- THE RECORDS:
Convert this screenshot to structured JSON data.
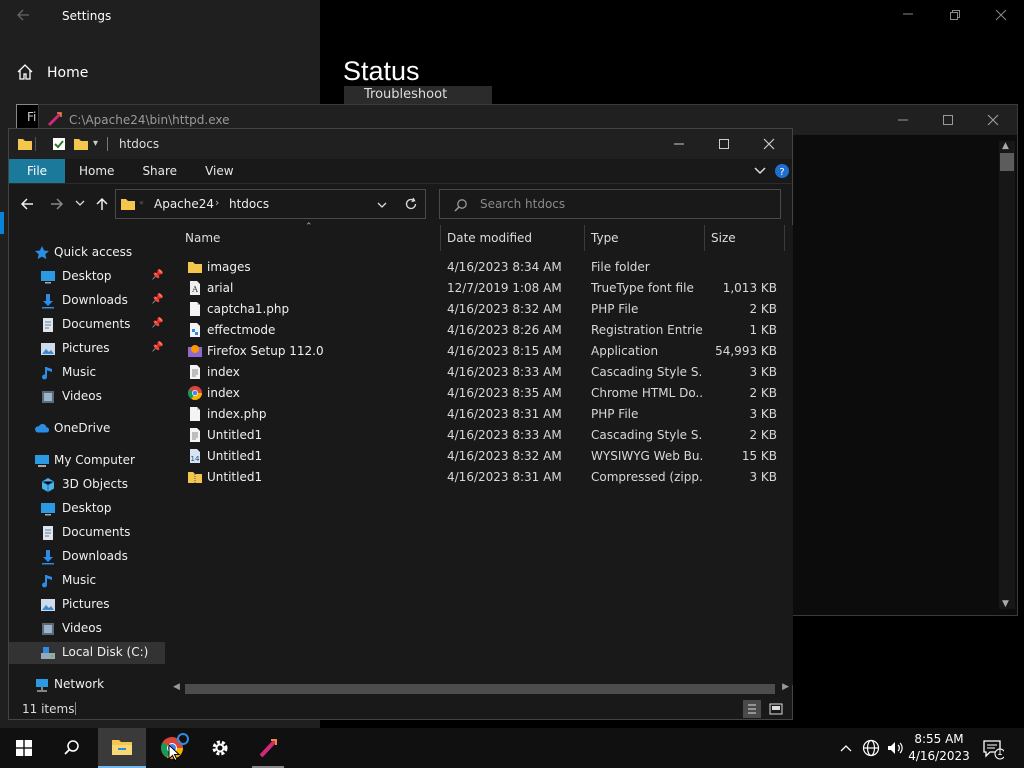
{
  "settings": {
    "title": "Settings",
    "home_label": "Home",
    "find_placeholder": "Fi",
    "status_heading": "Status",
    "troubleshoot_label": "Troubleshoot"
  },
  "console": {
    "title": "C:\\Apache24\\bin\\httpd.exe"
  },
  "explorer": {
    "title": "htdocs",
    "ribbon_tabs": [
      "File",
      "Home",
      "Share",
      "View"
    ],
    "breadcrumb": [
      "Apache24",
      "htdocs"
    ],
    "search_placeholder": "Search htdocs",
    "columns": {
      "name": "Name",
      "date": "Date modified",
      "type": "Type",
      "size": "Size"
    },
    "nav": {
      "quick_access": "Quick access",
      "desktop": "Desktop",
      "downloads": "Downloads",
      "documents": "Documents",
      "pictures": "Pictures",
      "music": "Music",
      "videos": "Videos",
      "onedrive": "OneDrive",
      "my_computer": "My Computer",
      "objects_3d": "3D Objects",
      "pc_desktop": "Desktop",
      "pc_documents": "Documents",
      "pc_downloads": "Downloads",
      "pc_music": "Music",
      "pc_pictures": "Pictures",
      "pc_videos": "Videos",
      "local_disk": "Local Disk (C:)",
      "network": "Network"
    },
    "files": [
      {
        "name": "images",
        "date": "4/16/2023 8:34 AM",
        "type": "File folder",
        "size": "",
        "icon": "folder-icon"
      },
      {
        "name": "arial",
        "date": "12/7/2019 1:08 AM",
        "type": "TrueType font file",
        "size": "1,013 KB",
        "icon": "font-file-icon"
      },
      {
        "name": "captcha1.php",
        "date": "4/16/2023 8:32 AM",
        "type": "PHP File",
        "size": "2 KB",
        "icon": "blank-file-icon"
      },
      {
        "name": "effectmode",
        "date": "4/16/2023 8:26 AM",
        "type": "Registration Entries",
        "size": "1 KB",
        "icon": "registry-file-icon"
      },
      {
        "name": "Firefox Setup 112.0",
        "date": "4/16/2023 8:15 AM",
        "type": "Application",
        "size": "54,993 KB",
        "icon": "firefox-installer-icon"
      },
      {
        "name": "index",
        "date": "4/16/2023 8:33 AM",
        "type": "Cascading Style S...",
        "size": "3 KB",
        "icon": "css-file-icon"
      },
      {
        "name": "index",
        "date": "4/16/2023 8:35 AM",
        "type": "Chrome HTML Do...",
        "size": "2 KB",
        "icon": "chrome-html-icon"
      },
      {
        "name": "index.php",
        "date": "4/16/2023 8:31 AM",
        "type": "PHP File",
        "size": "3 KB",
        "icon": "blank-file-icon"
      },
      {
        "name": "Untitled1",
        "date": "4/16/2023 8:33 AM",
        "type": "Cascading Style S...",
        "size": "2 KB",
        "icon": "css-file-icon"
      },
      {
        "name": "Untitled1",
        "date": "4/16/2023 8:32 AM",
        "type": "WYSIWYG Web Bu...",
        "size": "15 KB",
        "icon": "wysiwyg-file-icon"
      },
      {
        "name": "Untitled1",
        "date": "4/16/2023 8:31 AM",
        "type": "Compressed (zipp...",
        "size": "3 KB",
        "icon": "zip-folder-icon"
      }
    ],
    "status": "11 items"
  },
  "taskbar": {
    "time": "8:55 AM",
    "date": "4/16/2023",
    "notification_count": "1"
  },
  "colors": {
    "accent": "#1b7a9c",
    "folder": "#f4c64e",
    "windows_blue": "#0a84d6"
  }
}
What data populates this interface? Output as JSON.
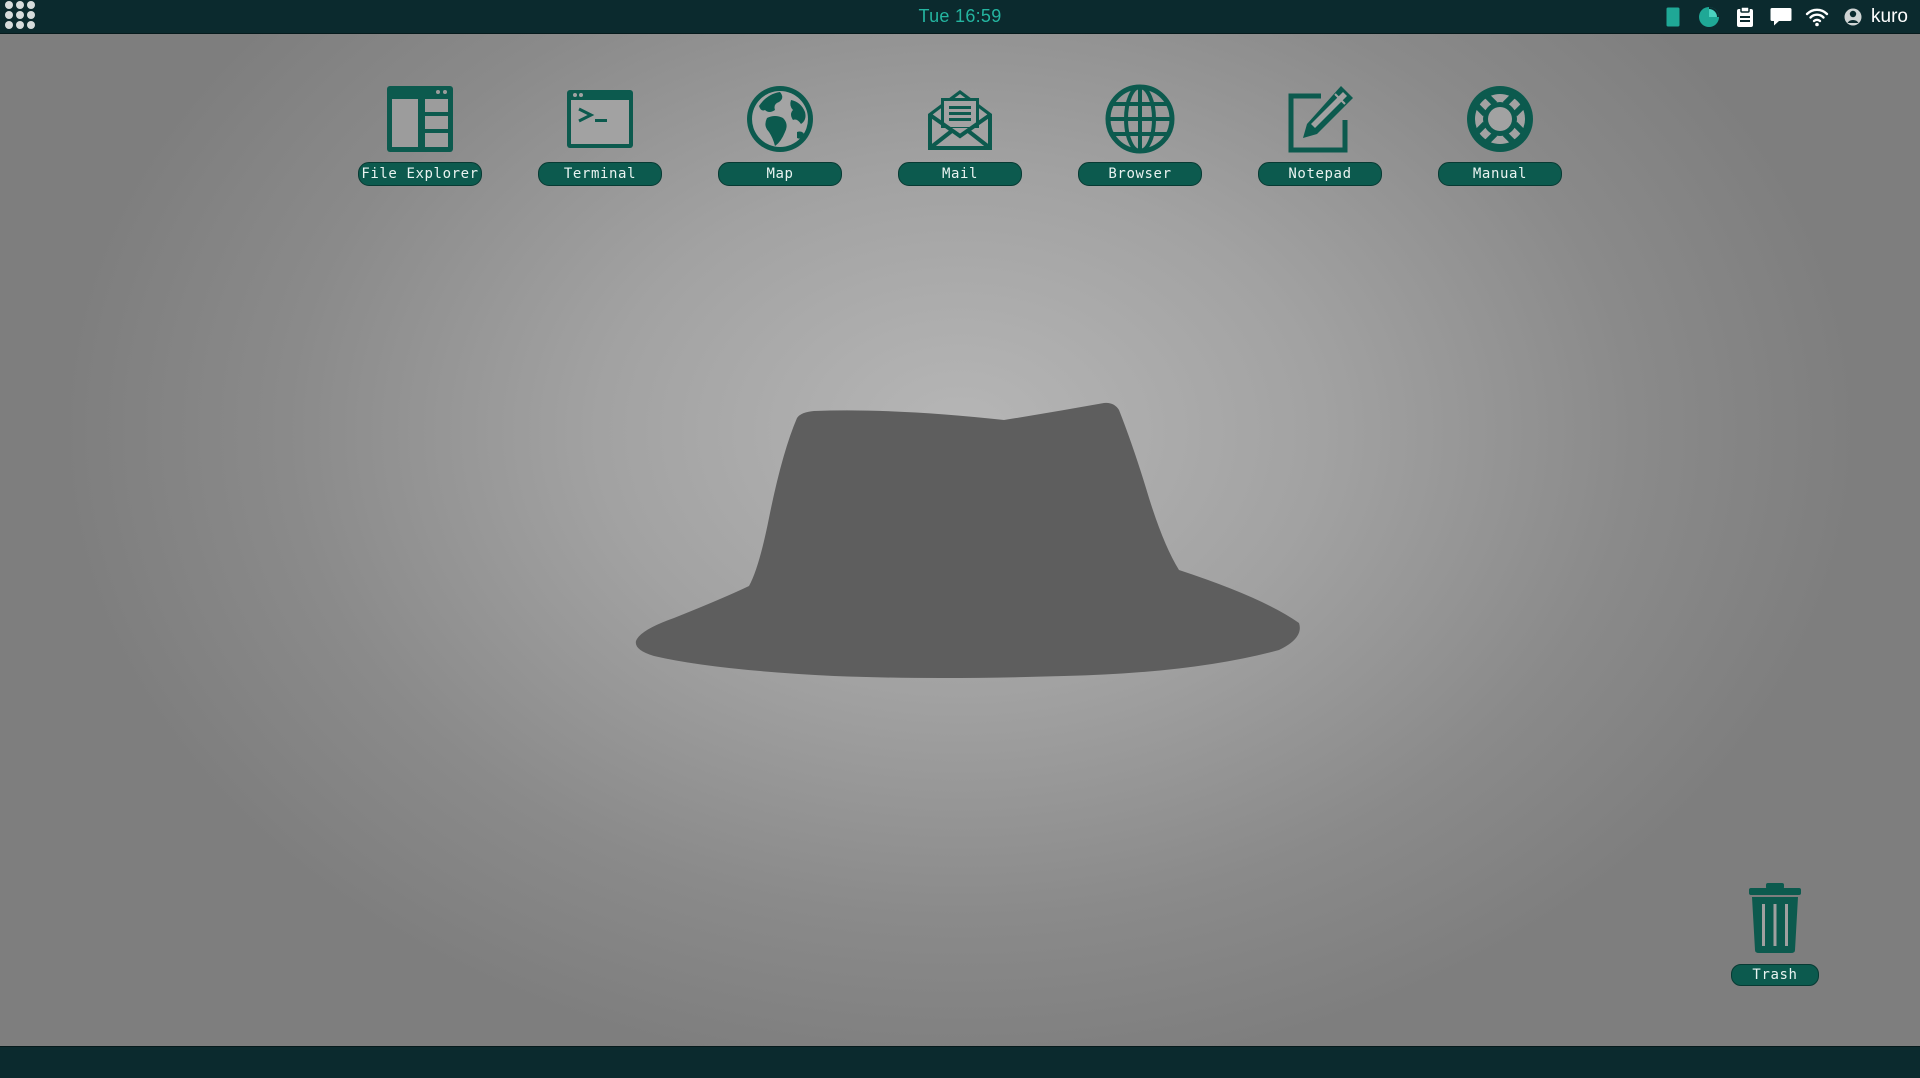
{
  "topbar": {
    "clock": "Tue 16:59",
    "user": "kuro",
    "tray_icons": [
      "battery-icon",
      "pie-status-icon",
      "clipboard-icon",
      "chat-icon",
      "wifi-icon",
      "user-icon"
    ]
  },
  "desktop": {
    "icons": [
      {
        "label": "File Explorer",
        "icon": "file-explorer-icon"
      },
      {
        "label": "Terminal",
        "icon": "terminal-icon"
      },
      {
        "label": "Map",
        "icon": "globe-map-icon"
      },
      {
        "label": "Mail",
        "icon": "mail-icon"
      },
      {
        "label": "Browser",
        "icon": "browser-globe-icon"
      },
      {
        "label": "Notepad",
        "icon": "notepad-icon"
      },
      {
        "label": "Manual",
        "icon": "lifebuoy-icon"
      }
    ],
    "trash": {
      "label": "Trash",
      "icon": "trash-icon"
    },
    "wallpaper": "fedora-hat-logo"
  },
  "colors": {
    "bar": "#0b2a2e",
    "accent": "#0c5a4e",
    "clock": "#24b5a0",
    "icon": "#0c5a4e",
    "hat": "#5e5e5e"
  }
}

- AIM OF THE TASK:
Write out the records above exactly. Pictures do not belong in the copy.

- YOUR RESPONSE:
Convert this screenshot to structured JSON data.
{
  "settings": {
    "title": "Settings",
    "home_label": "Home",
    "find_placeholder": "Fi",
    "status_heading": "Status",
    "troubleshoot_label": "Troubleshoot"
  },
  "console": {
    "title": "C:\\Apache24\\bin\\httpd.exe"
  },
  "explorer": {
    "title": "htdocs",
    "ribbon_tabs": [
      "File",
      "Home",
      "Share",
      "View"
    ],
    "breadcrumb": [
      "Apache24",
      "htdocs"
    ],
    "search_placeholder": "Search htdocs",
    "columns": {
      "name": "Name",
      "date": "Date modified",
      "type": "Type",
      "size": "Size"
    },
    "nav": {
      "quick_access": "Quick access",
      "desktop": "Desktop",
      "downloads": "Downloads",
      "documents": "Documents",
      "pictures": "Pictures",
      "music": "Music",
      "videos": "Videos",
      "onedrive": "OneDrive",
      "my_computer": "My Computer",
      "objects_3d": "3D Objects",
      "pc_desktop": "Desktop",
      "pc_documents": "Documents",
      "pc_downloads": "Downloads",
      "pc_music": "Music",
      "pc_pictures": "Pictures",
      "pc_videos": "Videos",
      "local_disk": "Local Disk (C:)",
      "network": "Network"
    },
    "files": [
      {
        "name": "images",
        "date": "4/16/2023 8:34 AM",
        "type": "File folder",
        "size": "",
        "icon": "folder-icon"
      },
      {
        "name": "arial",
        "date": "12/7/2019 1:08 AM",
        "type": "TrueType font file",
        "size": "1,013 KB",
        "icon": "font-file-icon"
      },
      {
        "name": "captcha1.php",
        "date": "4/16/2023 8:32 AM",
        "type": "PHP File",
        "size": "2 KB",
        "icon": "blank-file-icon"
      },
      {
        "name": "effectmode",
        "date": "4/16/2023 8:26 AM",
        "type": "Registration Entries",
        "size": "1 KB",
        "icon": "registry-file-icon"
      },
      {
        "name": "Firefox Setup 112.0",
        "date": "4/16/2023 8:15 AM",
        "type": "Application",
        "size": "54,993 KB",
        "icon": "firefox-installer-icon"
      },
      {
        "name": "index",
        "date": "4/16/2023 8:33 AM",
        "type": "Cascading Style S...",
        "size": "3 KB",
        "icon": "css-file-icon"
      },
      {
        "name": "index",
        "date": "4/16/2023 8:35 AM",
        "type": "Chrome HTML Do...",
        "size": "2 KB",
        "icon": "chrome-html-icon"
      },
      {
        "name": "index.php",
        "date": "4/16/2023 8:31 AM",
        "type": "PHP File",
        "size": "3 KB",
        "icon": "blank-file-icon"
      },
      {
        "name": "Untitled1",
        "date": "4/16/2023 8:33 AM",
        "type": "Cascading Style S...",
        "size": "2 KB",
        "icon": "css-file-icon"
      },
      {
        "name": "Untitled1",
        "date": "4/16/2023 8:32 AM",
        "type": "WYSIWYG Web Bu...",
        "size": "15 KB",
        "icon": "wysiwyg-file-icon"
      },
      {
        "name": "Untitled1",
        "date": "4/16/2023 8:31 AM",
        "type": "Compressed (zipp...",
        "size": "3 KB",
        "icon": "zip-folder-icon"
      }
    ],
    "status": "11 items"
  },
  "taskbar": {
    "time": "8:55 AM",
    "date": "4/16/2023",
    "notification_count": "1"
  },
  "colors": {
    "accent": "#1b7a9c",
    "folder": "#f4c64e",
    "windows_blue": "#0a84d6"
  }
}
What data populates this interface? Output as JSON.
{
  "topbar": {
    "clock": "Tue 16:59",
    "user": "kuro",
    "tray_icons": [
      "battery-icon",
      "pie-status-icon",
      "clipboard-icon",
      "chat-icon",
      "wifi-icon",
      "user-icon"
    ]
  },
  "desktop": {
    "icons": [
      {
        "label": "File Explorer",
        "icon": "file-explorer-icon"
      },
      {
        "label": "Terminal",
        "icon": "terminal-icon"
      },
      {
        "label": "Map",
        "icon": "globe-map-icon"
      },
      {
        "label": "Mail",
        "icon": "mail-icon"
      },
      {
        "label": "Browser",
        "icon": "browser-globe-icon"
      },
      {
        "label": "Notepad",
        "icon": "notepad-icon"
      },
      {
        "label": "Manual",
        "icon": "lifebuoy-icon"
      }
    ],
    "trash": {
      "label": "Trash",
      "icon": "trash-icon"
    },
    "wallpaper": "fedora-hat-logo"
  },
  "colors": {
    "bar": "#0b2a2e",
    "accent": "#0c5a4e",
    "clock": "#24b5a0",
    "icon": "#0c5a4e",
    "hat": "#5e5e5e"
  }
}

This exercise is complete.